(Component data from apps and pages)
******************************

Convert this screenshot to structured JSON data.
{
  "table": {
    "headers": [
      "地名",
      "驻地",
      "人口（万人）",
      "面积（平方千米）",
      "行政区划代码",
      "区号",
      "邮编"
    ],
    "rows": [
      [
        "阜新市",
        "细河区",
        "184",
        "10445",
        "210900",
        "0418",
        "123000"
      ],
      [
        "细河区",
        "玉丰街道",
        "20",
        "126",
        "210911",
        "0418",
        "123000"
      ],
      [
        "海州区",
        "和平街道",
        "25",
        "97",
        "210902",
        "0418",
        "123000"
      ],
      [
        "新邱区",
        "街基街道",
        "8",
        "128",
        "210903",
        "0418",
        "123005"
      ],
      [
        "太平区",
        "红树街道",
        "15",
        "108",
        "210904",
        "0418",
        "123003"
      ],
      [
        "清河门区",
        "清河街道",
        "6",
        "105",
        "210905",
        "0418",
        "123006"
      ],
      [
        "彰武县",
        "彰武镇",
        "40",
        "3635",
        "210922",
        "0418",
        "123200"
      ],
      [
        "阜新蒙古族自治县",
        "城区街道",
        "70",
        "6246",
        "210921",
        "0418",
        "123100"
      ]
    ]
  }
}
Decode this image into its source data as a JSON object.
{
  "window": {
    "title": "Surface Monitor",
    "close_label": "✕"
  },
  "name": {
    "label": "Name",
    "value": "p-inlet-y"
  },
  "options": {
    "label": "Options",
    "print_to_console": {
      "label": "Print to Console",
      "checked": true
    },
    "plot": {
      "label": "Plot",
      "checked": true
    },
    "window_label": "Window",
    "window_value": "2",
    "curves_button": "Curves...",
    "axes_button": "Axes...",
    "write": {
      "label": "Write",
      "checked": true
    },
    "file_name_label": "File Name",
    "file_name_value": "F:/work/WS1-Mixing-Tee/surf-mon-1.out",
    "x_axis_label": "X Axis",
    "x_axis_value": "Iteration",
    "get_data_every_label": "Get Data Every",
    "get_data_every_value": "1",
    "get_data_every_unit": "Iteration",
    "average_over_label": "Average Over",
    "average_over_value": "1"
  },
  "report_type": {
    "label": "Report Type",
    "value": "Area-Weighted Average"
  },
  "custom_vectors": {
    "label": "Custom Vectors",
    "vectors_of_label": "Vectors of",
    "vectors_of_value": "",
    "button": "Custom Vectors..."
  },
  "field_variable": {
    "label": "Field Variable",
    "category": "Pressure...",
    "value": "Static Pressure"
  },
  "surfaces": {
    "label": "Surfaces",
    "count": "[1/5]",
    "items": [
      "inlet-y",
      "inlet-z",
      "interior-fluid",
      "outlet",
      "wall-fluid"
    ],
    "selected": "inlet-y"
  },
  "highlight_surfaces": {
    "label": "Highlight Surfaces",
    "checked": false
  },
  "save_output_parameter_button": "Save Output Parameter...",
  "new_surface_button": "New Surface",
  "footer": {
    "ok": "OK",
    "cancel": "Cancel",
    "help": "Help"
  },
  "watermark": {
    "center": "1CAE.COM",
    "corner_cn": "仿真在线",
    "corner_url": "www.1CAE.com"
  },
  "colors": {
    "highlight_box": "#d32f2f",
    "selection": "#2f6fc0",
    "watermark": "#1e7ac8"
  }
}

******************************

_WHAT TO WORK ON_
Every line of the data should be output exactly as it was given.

_RESPONSE TO THIS EXERCISE_
Convert this screenshot to structured JSON data.
{
  "table": {
    "headers": [
      "地名",
      "驻地",
      "人口（万人）",
      "面积（平方千米）",
      "行政区划代码",
      "区号",
      "邮编"
    ],
    "rows": [
      [
        "阜新市",
        "细河区",
        "184",
        "10445",
        "210900",
        "0418",
        "123000"
      ],
      [
        "细河区",
        "玉丰街道",
        "20",
        "126",
        "210911",
        "0418",
        "123000"
      ],
      [
        "海州区",
        "和平街道",
        "25",
        "97",
        "210902",
        "0418",
        "123000"
      ],
      [
        "新邱区",
        "街基街道",
        "8",
        "128",
        "210903",
        "0418",
        "123005"
      ],
      [
        "太平区",
        "红树街道",
        "15",
        "108",
        "210904",
        "0418",
        "123003"
      ],
      [
        "清河门区",
        "清河街道",
        "6",
        "105",
        "210905",
        "0418",
        "123006"
      ],
      [
        "彰武县",
        "彰武镇",
        "40",
        "3635",
        "210922",
        "0418",
        "123200"
      ],
      [
        "阜新蒙古族自治县",
        "城区街道",
        "70",
        "6246",
        "210921",
        "0418",
        "123100"
      ]
    ]
  }
}
Decode this image into its source data as a JSON object.
{
  "window": {
    "title": "Surface Monitor",
    "close_label": "✕"
  },
  "name": {
    "label": "Name",
    "value": "p-inlet-y"
  },
  "options": {
    "label": "Options",
    "print_to_console": {
      "label": "Print to Console",
      "checked": true
    },
    "plot": {
      "label": "Plot",
      "checked": true
    },
    "window_label": "Window",
    "window_value": "2",
    "curves_button": "Curves...",
    "axes_button": "Axes...",
    "write": {
      "label": "Write",
      "checked": true
    },
    "file_name_label": "File Name",
    "file_name_value": "F:/work/WS1-Mixing-Tee/surf-mon-1.out",
    "x_axis_label": "X Axis",
    "x_axis_value": "Iteration",
    "get_data_every_label": "Get Data Every",
    "get_data_every_value": "1",
    "get_data_every_unit": "Iteration",
    "average_over_label": "Average Over",
    "average_over_value": "1"
  },
  "report_type": {
    "label": "Report Type",
    "value": "Area-Weighted Average"
  },
  "custom_vectors": {
    "label": "Custom Vectors",
    "vectors_of_label": "Vectors of",
    "vectors_of_value": "",
    "button": "Custom Vectors..."
  },
  "field_variable": {
    "label": "Field Variable",
    "category": "Pressure...",
    "value": "Static Pressure"
  },
  "surfaces": {
    "label": "Surfaces",
    "count": "[1/5]",
    "items": [
      "inlet-y",
      "inlet-z",
      "interior-fluid",
      "outlet",
      "wall-fluid"
    ],
    "selected": "inlet-y"
  },
  "highlight_surfaces": {
    "label": "Highlight Surfaces",
    "checked": false
  },
  "save_output_parameter_button": "Save Output Parameter...",
  "new_surface_button": "New Surface",
  "footer": {
    "ok": "OK",
    "cancel": "Cancel",
    "help": "Help"
  },
  "watermark": {
    "center": "1CAE.COM",
    "corner_cn": "仿真在线",
    "corner_url": "www.1CAE.com"
  },
  "colors": {
    "highlight_box": "#d32f2f",
    "selection": "#2f6fc0",
    "watermark": "#1e7ac8"
  }
}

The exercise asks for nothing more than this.